Interface dataset entries =
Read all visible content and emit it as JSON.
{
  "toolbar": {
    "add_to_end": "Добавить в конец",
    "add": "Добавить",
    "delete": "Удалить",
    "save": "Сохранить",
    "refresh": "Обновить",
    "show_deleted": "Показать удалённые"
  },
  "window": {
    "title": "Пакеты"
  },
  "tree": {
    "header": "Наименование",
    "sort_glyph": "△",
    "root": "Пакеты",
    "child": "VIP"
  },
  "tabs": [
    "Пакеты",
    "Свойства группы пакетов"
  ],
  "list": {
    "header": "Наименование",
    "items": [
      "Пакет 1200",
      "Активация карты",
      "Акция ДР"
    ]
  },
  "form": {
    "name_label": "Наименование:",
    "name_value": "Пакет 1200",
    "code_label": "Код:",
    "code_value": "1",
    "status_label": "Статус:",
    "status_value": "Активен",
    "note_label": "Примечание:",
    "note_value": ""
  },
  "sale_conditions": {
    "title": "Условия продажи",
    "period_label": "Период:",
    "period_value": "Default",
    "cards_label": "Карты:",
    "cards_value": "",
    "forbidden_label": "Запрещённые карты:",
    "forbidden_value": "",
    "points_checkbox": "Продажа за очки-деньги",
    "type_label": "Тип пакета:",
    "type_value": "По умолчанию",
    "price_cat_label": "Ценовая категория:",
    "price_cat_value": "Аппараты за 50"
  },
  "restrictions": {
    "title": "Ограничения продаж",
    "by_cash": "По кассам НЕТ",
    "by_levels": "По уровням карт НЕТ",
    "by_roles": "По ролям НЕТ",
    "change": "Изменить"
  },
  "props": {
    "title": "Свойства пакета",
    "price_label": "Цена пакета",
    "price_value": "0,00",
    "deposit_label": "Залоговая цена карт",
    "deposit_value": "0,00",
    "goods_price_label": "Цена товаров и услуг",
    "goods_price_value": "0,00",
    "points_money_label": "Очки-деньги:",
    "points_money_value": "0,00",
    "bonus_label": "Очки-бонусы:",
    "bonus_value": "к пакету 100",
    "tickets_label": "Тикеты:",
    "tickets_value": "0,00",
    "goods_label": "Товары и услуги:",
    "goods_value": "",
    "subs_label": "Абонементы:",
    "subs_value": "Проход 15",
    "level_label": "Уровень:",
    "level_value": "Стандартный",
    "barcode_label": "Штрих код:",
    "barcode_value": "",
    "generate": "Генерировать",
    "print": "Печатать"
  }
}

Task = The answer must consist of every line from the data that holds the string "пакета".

Answer section =
    "type_label": "Тип пакета:",
    "title": "Свойства пакета",
    "price_label": "Цена пакета",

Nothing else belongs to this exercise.